**Try it**
Collect each line of the records containing the string "substr".

**Data for this task**
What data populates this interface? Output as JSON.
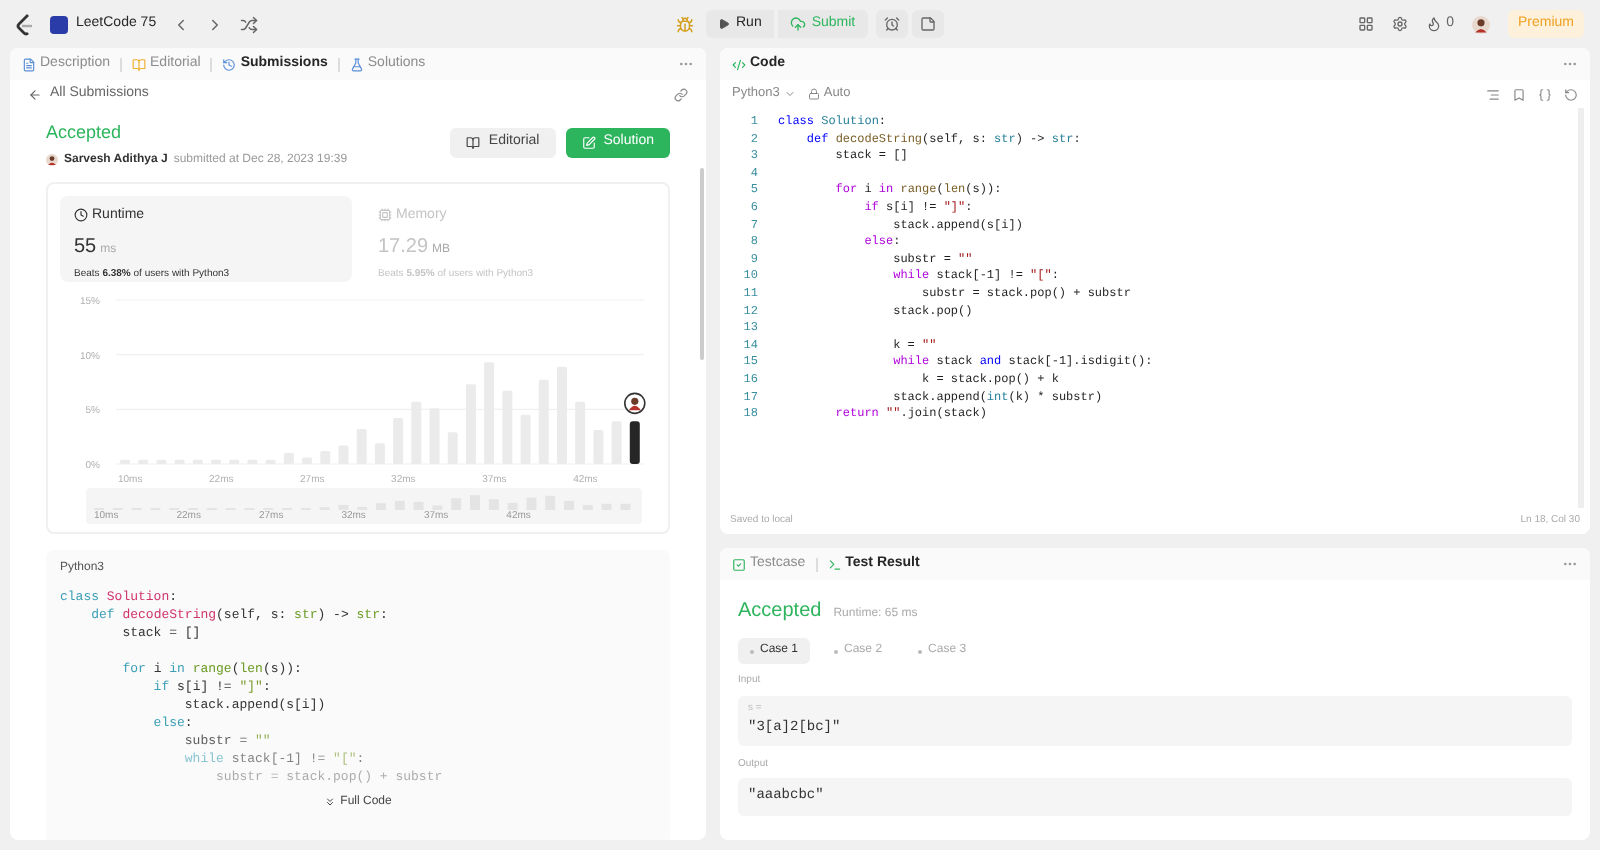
{
  "top_bar": {
    "title": "LeetCode 75",
    "run": "Run",
    "submit": "Submit",
    "streak": "0",
    "premium": "Premium"
  },
  "left_panel": {
    "tabs": [
      {
        "label": "Description",
        "selected": false
      },
      {
        "label": "Editorial",
        "selected": false
      },
      {
        "label": "Submissions",
        "selected": true
      },
      {
        "label": "Solutions",
        "selected": false
      }
    ],
    "back_link": "All Submissions",
    "submission": {
      "status": "Accepted",
      "user": "Sarvesh Adithya J",
      "submitted": "submitted at Dec 28, 2023 19:39"
    },
    "buttons": [
      {
        "label": "Editorial",
        "kind": "secondary"
      },
      {
        "label": "Solution",
        "kind": "primary"
      }
    ],
    "stats": [
      {
        "label": "Runtime",
        "value": "55",
        "unit": "ms",
        "beats": "Beats **6.38%** of users with Python3",
        "selected": true
      },
      {
        "label": "Memory",
        "value": "17.29",
        "unit": "MB",
        "beats": "Beats **5.95%** of users with Python3",
        "selected": false
      }
    ],
    "chart_data": {
      "type": "bar",
      "stacked": true,
      "ylim": [
        0,
        15
      ],
      "categories": [
        "10ms",
        null,
        null,
        null,
        null,
        "22ms",
        null,
        null,
        null,
        null,
        "27ms",
        null,
        null,
        null,
        null,
        "32ms",
        null,
        null,
        null,
        null,
        "37ms",
        null,
        null,
        null,
        null,
        "42ms",
        null,
        null,
        null
      ],
      "series": [
        {
          "color": "#ebebeb",
          "values": [
            0.4,
            0.4,
            0.4,
            0.4,
            0.4,
            0.4,
            0.4,
            0.4,
            0.4,
            1.0,
            0.6,
            1.2,
            1.7,
            3.2,
            1.9,
            4.2,
            5.7,
            5.1,
            2.9,
            7.3,
            9.3,
            6.7,
            4.5,
            7.7,
            8.9,
            5.7,
            3.1,
            3.9,
            null
          ]
        },
        {
          "color": "#262626",
          "values": [
            null,
            null,
            null,
            null,
            null,
            null,
            null,
            null,
            null,
            null,
            null,
            null,
            null,
            null,
            null,
            null,
            null,
            null,
            null,
            null,
            null,
            null,
            null,
            null,
            null,
            null,
            null,
            null,
            3.9
          ]
        }
      ],
      "yticks": [
        {
          "value": 0,
          "label": "0%"
        },
        {
          "value": 5,
          "label": "5%"
        },
        {
          "value": 10,
          "label": "10%"
        },
        {
          "value": 15,
          "label": "15%"
        }
      ]
    },
    "overview_labels": [
      "10ms",
      "22ms",
      "27ms",
      "32ms",
      "37ms",
      "42ms"
    ],
    "code_preview": {
      "language": "Python3",
      "more": "Full Code",
      "lines": [
        {
          "kind": "code",
          "tokens": [
            {
              "text": "class ",
              "kind": "k"
            },
            {
              "text": "Solution",
              "kind": "t"
            },
            {
              "text": ":",
              "kind": "p"
            }
          ]
        },
        {
          "kind": "code",
          "tokens": [
            {
              "text": "    def ",
              "kind": "k"
            },
            {
              "text": "decodeString",
              "kind": "f"
            },
            {
              "text": "(self, s: ",
              "kind": "p"
            },
            {
              "text": "str",
              "kind": "b"
            },
            {
              "text": ") -> ",
              "kind": "p"
            },
            {
              "text": "str",
              "kind": "b"
            },
            {
              "text": ":",
              "kind": "p"
            }
          ]
        },
        {
          "kind": "code",
          "tokens": [
            {
              "text": "        stack = []",
              "kind": "p"
            }
          ]
        },
        {
          "kind": "blank"
        },
        {
          "kind": "code",
          "tokens": [
            {
              "text": "        for ",
              "kind": "c"
            },
            {
              "text": "i ",
              "kind": "p"
            },
            {
              "text": "in ",
              "kind": "c"
            },
            {
              "text": "range",
              "kind": "b"
            },
            {
              "text": "(",
              "kind": "p"
            },
            {
              "text": "len",
              "kind": "b"
            },
            {
              "text": "(s)):",
              "kind": "p"
            }
          ]
        },
        {
          "kind": "code",
          "tokens": [
            {
              "text": "            if ",
              "kind": "c"
            },
            {
              "text": "s[i] != ",
              "kind": "p"
            },
            {
              "text": "\"]\"",
              "kind": "s"
            },
            {
              "text": ":",
              "kind": "p"
            }
          ]
        },
        {
          "kind": "code",
          "tokens": [
            {
              "text": "                stack.append(s[i])",
              "kind": "p"
            }
          ]
        },
        {
          "kind": "code",
          "tokens": [
            {
              "text": "            else",
              "kind": "c"
            },
            {
              "text": ":",
              "kind": "p"
            }
          ]
        },
        {
          "kind": "code",
          "tokens": [
            {
              "text": "                substr = ",
              "kind": "p"
            },
            {
              "text": "\"\"",
              "kind": "s"
            }
          ]
        },
        {
          "kind": "code",
          "tokens": [
            {
              "text": "                while ",
              "kind": "c"
            },
            {
              "text": "stack[-1] != ",
              "kind": "p"
            },
            {
              "text": "\"[\"",
              "kind": "s"
            },
            {
              "text": ":",
              "kind": "p"
            }
          ]
        },
        {
          "kind": "code",
          "tokens": [
            {
              "text": "                    substr = stack.pop() + substr",
              "kind": "p"
            }
          ]
        }
      ]
    }
  },
  "editor": {
    "tab": "Code",
    "language": "Python3",
    "mode": "Auto",
    "status_left": "Saved to local",
    "status_right": "Ln 18, Col 30",
    "lines": [
      {
        "no": "1",
        "kind": "code",
        "tokens": [
          {
            "text": "class ",
            "kind": "k"
          },
          {
            "text": "Solution",
            "kind": "t"
          },
          {
            "text": ":",
            "kind": "p"
          }
        ]
      },
      {
        "no": "2",
        "kind": "code",
        "tokens": [
          {
            "text": "    def ",
            "kind": "k"
          },
          {
            "text": "decodeString",
            "kind": "f"
          },
          {
            "text": "(self, s: ",
            "kind": "p"
          },
          {
            "text": "str",
            "kind": "t"
          },
          {
            "text": ") -> ",
            "kind": "p"
          },
          {
            "text": "str",
            "kind": "t"
          },
          {
            "text": ":",
            "kind": "p"
          }
        ]
      },
      {
        "no": "3",
        "kind": "code",
        "tokens": [
          {
            "text": "        stack = []",
            "kind": "p"
          }
        ]
      },
      {
        "no": "4",
        "kind": "blank"
      },
      {
        "no": "5",
        "kind": "code",
        "tokens": [
          {
            "text": "        for ",
            "kind": "c"
          },
          {
            "text": "i ",
            "kind": "p"
          },
          {
            "text": "in ",
            "kind": "c"
          },
          {
            "text": "range",
            "kind": "f"
          },
          {
            "text": "(",
            "kind": "p"
          },
          {
            "text": "len",
            "kind": "f"
          },
          {
            "text": "(s)):",
            "kind": "p"
          }
        ]
      },
      {
        "no": "6",
        "kind": "code",
        "tokens": [
          {
            "text": "            if ",
            "kind": "c"
          },
          {
            "text": "s[i] != ",
            "kind": "p"
          },
          {
            "text": "\"]\"",
            "kind": "s"
          },
          {
            "text": ":",
            "kind": "p"
          }
        ]
      },
      {
        "no": "7",
        "kind": "code",
        "tokens": [
          {
            "text": "                stack.append(s[i])",
            "kind": "p"
          }
        ]
      },
      {
        "no": "8",
        "kind": "code",
        "tokens": [
          {
            "text": "            else",
            "kind": "c"
          },
          {
            "text": ":",
            "kind": "p"
          }
        ]
      },
      {
        "no": "9",
        "kind": "code",
        "tokens": [
          {
            "text": "                substr = ",
            "kind": "p"
          },
          {
            "text": "\"\"",
            "kind": "s"
          }
        ]
      },
      {
        "no": "10",
        "kind": "code",
        "tokens": [
          {
            "text": "                while ",
            "kind": "c"
          },
          {
            "text": "stack[-1] != ",
            "kind": "p"
          },
          {
            "text": "\"[\"",
            "kind": "s"
          },
          {
            "text": ":",
            "kind": "p"
          }
        ]
      },
      {
        "no": "11",
        "kind": "code",
        "tokens": [
          {
            "text": "                    substr = stack.pop() + substr",
            "kind": "p"
          }
        ]
      },
      {
        "no": "12",
        "kind": "code",
        "tokens": [
          {
            "text": "                stack.pop()",
            "kind": "p"
          }
        ]
      },
      {
        "no": "13",
        "kind": "blank"
      },
      {
        "no": "14",
        "kind": "code",
        "tokens": [
          {
            "text": "                k = ",
            "kind": "p"
          },
          {
            "text": "\"\"",
            "kind": "s"
          }
        ]
      },
      {
        "no": "15",
        "kind": "code",
        "tokens": [
          {
            "text": "                while ",
            "kind": "c"
          },
          {
            "text": "stack ",
            "kind": "p"
          },
          {
            "text": "and ",
            "kind": "k"
          },
          {
            "text": "stack[-1].isdigit():",
            "kind": "p"
          }
        ]
      },
      {
        "no": "16",
        "kind": "code",
        "tokens": [
          {
            "text": "                    k = stack.pop() + k",
            "kind": "p"
          }
        ]
      },
      {
        "no": "17",
        "kind": "code",
        "tokens": [
          {
            "text": "                stack.append(",
            "kind": "p"
          },
          {
            "text": "int",
            "kind": "t"
          },
          {
            "text": "(k) * substr)",
            "kind": "p"
          }
        ]
      },
      {
        "no": "18",
        "kind": "code",
        "tokens": [
          {
            "text": "        return ",
            "kind": "c"
          },
          {
            "text": "\"\"",
            "kind": "s"
          },
          {
            "text": ".join(stack)",
            "kind": "p"
          }
        ]
      }
    ]
  },
  "console": {
    "tabs": [
      {
        "label": "Testcase",
        "selected": false
      },
      {
        "label": "Test Result",
        "selected": true
      }
    ],
    "status": "Accepted",
    "runtime": "Runtime: 65 ms",
    "cases": [
      {
        "label": "Case 1",
        "selected": true
      },
      {
        "label": "Case 2",
        "selected": false
      },
      {
        "label": "Case 3",
        "selected": false
      }
    ],
    "input_label": "Input",
    "inputs": [
      {
        "name": "s =",
        "value": "\"3[a]2[bc]\""
      }
    ],
    "output_label": "Output",
    "output": "\"aaabcbc\""
  }
}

**Final answer**
              "text": "                substr = ",
              "text": "                    substr = stack.pop() + substr",
            "text": "                substr = ",
            "text": "                    substr = stack.pop() + substr",
            "text": "(k) * substr)",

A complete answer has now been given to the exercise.